- rabotaplus.com.ua: "native" - 25 results; "english" - 577 results
- jobs.ua: "native" - 15 results; "english" - 466 results
- alljob.com.ua: "native" - 15 results; "english" - 384 results
- jobportal.com.ua: "native" - 7 results; "english" - 218 results
- rabota.com.ua: "native" - 5 results; "english" - 34 results
- jobexpert.com.ua: "native" - 3 results; "english" - 221 results
There are numerous other employment sites, but they tend to be quite redundant. It is free to place job ads on these sites, so employers often post vacancies on several sites at once. Many of the job vacancies in English are not for foreigners but for Ukrainians with very good English skills. You can still apply for these; you might get some responses and interest. Note that job vacancies posted at these Ukrainian sites tend to focus on "modern" professions such as programming, IT, corporate positions, language teaching, and translation. If you are a top-level manager with high salary expectations, consider looking for work through a headhunter or recruiting agency.
To work with Ukrainian job search sites, you will need to either be able to read headings and city names in Russian. Since you will need at least a very basic minimum of Russian/Ukrainian familiarity before you come to Ukraine to work anyway, I recommend getting a dictionary to make sense of the very few instructions and drop-down menus you will need to understand to use the sites.
*NEW!* There is a site called jooble.com.ua that compiles the results of other Ukrainian employment sites. To see what I mean, try entering "native" in the first field at the top of the page and pressing the search button.
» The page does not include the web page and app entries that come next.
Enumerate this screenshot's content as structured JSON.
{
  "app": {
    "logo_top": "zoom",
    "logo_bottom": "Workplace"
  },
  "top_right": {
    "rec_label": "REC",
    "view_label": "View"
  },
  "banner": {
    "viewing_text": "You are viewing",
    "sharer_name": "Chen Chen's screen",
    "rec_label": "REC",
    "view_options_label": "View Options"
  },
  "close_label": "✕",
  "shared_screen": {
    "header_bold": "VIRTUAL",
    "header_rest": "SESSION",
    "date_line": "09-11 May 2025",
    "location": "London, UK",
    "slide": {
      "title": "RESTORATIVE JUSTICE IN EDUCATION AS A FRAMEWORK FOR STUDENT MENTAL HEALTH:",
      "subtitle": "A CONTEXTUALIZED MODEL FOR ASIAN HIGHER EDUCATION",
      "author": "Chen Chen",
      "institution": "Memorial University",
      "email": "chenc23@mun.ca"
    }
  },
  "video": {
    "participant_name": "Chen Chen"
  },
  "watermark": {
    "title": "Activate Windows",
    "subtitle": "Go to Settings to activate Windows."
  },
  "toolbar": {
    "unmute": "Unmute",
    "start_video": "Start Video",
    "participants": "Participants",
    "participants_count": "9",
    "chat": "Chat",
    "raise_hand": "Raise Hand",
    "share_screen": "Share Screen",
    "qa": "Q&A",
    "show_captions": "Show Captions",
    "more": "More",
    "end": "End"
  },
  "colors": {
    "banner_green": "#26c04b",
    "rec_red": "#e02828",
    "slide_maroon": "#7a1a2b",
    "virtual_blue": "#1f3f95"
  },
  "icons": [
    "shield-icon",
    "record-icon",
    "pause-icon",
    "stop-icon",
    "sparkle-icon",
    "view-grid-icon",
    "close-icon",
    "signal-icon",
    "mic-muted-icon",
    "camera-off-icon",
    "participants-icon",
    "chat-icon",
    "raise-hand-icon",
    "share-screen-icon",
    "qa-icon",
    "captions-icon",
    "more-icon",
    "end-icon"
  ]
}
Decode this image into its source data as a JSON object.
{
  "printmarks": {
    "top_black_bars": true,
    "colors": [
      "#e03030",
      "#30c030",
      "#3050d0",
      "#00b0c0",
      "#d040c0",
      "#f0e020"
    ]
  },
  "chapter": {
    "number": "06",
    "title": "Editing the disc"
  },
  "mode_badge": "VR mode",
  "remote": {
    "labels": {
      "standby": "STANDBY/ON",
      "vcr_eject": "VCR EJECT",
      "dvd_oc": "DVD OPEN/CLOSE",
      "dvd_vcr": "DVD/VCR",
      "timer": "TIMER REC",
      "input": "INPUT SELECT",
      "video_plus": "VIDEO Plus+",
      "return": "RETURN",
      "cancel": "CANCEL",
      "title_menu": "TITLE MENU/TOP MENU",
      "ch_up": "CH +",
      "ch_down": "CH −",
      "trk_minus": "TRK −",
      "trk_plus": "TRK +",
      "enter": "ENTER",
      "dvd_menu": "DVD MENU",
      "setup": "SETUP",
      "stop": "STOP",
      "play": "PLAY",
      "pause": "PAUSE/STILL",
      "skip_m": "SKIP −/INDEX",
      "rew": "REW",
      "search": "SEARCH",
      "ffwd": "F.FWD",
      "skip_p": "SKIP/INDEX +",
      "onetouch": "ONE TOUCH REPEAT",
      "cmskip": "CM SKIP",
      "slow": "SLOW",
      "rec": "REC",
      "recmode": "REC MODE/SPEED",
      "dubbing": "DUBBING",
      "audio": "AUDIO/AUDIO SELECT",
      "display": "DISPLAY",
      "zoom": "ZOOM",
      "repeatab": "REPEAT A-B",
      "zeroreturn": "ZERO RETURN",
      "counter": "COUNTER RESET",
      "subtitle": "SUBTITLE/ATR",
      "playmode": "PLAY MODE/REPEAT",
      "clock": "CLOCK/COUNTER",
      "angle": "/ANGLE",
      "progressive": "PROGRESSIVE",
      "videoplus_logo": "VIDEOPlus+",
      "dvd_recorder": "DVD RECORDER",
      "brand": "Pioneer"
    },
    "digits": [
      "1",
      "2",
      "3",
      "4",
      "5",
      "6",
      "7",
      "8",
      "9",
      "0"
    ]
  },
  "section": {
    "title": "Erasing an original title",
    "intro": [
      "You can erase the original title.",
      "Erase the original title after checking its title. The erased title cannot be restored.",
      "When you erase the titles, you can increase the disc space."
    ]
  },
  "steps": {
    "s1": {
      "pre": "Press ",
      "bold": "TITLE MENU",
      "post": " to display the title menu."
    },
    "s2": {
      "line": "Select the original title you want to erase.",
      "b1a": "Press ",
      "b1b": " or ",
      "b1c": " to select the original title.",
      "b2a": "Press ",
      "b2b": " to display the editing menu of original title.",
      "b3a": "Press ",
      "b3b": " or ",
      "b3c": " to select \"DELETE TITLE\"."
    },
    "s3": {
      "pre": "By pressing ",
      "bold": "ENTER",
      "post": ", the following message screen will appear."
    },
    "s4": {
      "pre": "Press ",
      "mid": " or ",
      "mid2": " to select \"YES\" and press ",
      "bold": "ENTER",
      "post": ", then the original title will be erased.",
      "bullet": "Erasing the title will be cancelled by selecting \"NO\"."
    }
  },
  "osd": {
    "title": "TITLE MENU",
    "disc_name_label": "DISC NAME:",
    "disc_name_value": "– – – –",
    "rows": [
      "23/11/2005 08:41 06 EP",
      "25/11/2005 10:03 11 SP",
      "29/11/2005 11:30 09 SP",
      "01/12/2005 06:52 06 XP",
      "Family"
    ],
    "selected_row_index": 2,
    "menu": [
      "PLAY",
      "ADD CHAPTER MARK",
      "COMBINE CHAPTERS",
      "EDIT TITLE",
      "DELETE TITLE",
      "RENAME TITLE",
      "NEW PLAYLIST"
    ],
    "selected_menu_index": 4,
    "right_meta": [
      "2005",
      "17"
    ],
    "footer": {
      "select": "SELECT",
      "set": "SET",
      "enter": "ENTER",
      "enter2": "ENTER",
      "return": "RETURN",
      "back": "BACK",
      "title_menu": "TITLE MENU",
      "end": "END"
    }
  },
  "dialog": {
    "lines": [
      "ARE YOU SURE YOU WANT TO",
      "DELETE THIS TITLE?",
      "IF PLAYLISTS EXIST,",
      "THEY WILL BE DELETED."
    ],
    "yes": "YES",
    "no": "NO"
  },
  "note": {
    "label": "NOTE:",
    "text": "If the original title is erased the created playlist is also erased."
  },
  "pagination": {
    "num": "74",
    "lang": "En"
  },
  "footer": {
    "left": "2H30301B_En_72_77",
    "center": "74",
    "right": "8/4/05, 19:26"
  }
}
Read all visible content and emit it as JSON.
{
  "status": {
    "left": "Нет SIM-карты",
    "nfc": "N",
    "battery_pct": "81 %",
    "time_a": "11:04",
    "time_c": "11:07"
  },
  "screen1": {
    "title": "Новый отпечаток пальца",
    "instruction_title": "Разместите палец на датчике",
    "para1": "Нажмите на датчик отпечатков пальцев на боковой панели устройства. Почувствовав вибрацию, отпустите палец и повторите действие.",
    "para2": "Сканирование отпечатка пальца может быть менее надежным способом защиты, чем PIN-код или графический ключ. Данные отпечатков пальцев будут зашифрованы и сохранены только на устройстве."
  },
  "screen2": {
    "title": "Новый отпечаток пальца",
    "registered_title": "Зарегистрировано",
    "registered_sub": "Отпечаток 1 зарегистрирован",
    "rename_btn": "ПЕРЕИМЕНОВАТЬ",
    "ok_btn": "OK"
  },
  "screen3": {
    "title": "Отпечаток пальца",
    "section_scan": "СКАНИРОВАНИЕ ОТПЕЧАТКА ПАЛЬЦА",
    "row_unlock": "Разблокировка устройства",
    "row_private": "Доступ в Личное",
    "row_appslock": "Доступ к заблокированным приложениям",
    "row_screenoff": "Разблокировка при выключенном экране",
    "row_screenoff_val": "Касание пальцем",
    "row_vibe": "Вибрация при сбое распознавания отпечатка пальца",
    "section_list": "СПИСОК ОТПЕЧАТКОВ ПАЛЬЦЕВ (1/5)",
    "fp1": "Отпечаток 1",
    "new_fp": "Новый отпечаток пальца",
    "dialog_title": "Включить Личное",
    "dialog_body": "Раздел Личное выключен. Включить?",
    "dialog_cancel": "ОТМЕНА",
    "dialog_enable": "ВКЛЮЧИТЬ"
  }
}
Or just click on this link.
Contacting Ukrainian employers
Have a resume ready to send, and include at least a small "cover note" in the accompanying message or e-mail. Expect most employers to not reply. A 10% response rate is normal.
Approaching Ukrainian companies and organizations directly
This method involves finding out which companies in Ukraine work in the field you are interested in and writing to them directly, regardless of whether or not they have job vacancies posted. This is a good idea if you are interested in fields that are poorly represented at Ukrainian job sites, or if you have a particular interest in a certain company or companies.
Finding businesses through searches and business directories will be time-consuming, but this could be just as or more effective than going through the job vacancies every few days on employment sites.
General advice for job seekers
Realize that it is unusual for companies to be approached by foreigners looking for work. Use this to your advantage. Demonstrate your value as a foreigner (language, special skills and knowledge, etc.). Some companies might be interested just in having an in-house English language advisor/teacher/expert. If you don't know Russian or Ukrainian, look for companies where you would expect most staff to know some English (or French or whatever).
If you meet employers in person, be sure to dress up a bit. Western-style "casual" dress often comes across as "brazenly unkempt" in Ukraine. Demonstrate your readiness to adapt to their work methods and etiquette rather than imposing your non-Ukrainian behavior styles on them. This can be difficult. Ukraine culture is very different from American or western European. At the same time, if you are a foreigner, they will expect you to be different in many ways. But these differences need to be useful to them and not a hindrance.
Ukrainian employers tend to be impressed by diplomas and certificates and other documents, except for many experienced private language schools that have much experience dealing with foreigners. If you've got good credentials and diplomas, use them to your advantage. Rather than bragging about what you can do, try to present some solid proof or at least describe what you are able to do and how you learned it.
Make sure you are able to explain to employers why you are in Ukraine in the first place and for how long. They need to understand your motives for moving from a wealthy country to a poor one.
Make sure you have a clear understanding of the work conditions that are particularly important to expats: visa and registration support, the possibility of getting a coveted work permit, housing allowance (if any), and terms of payment.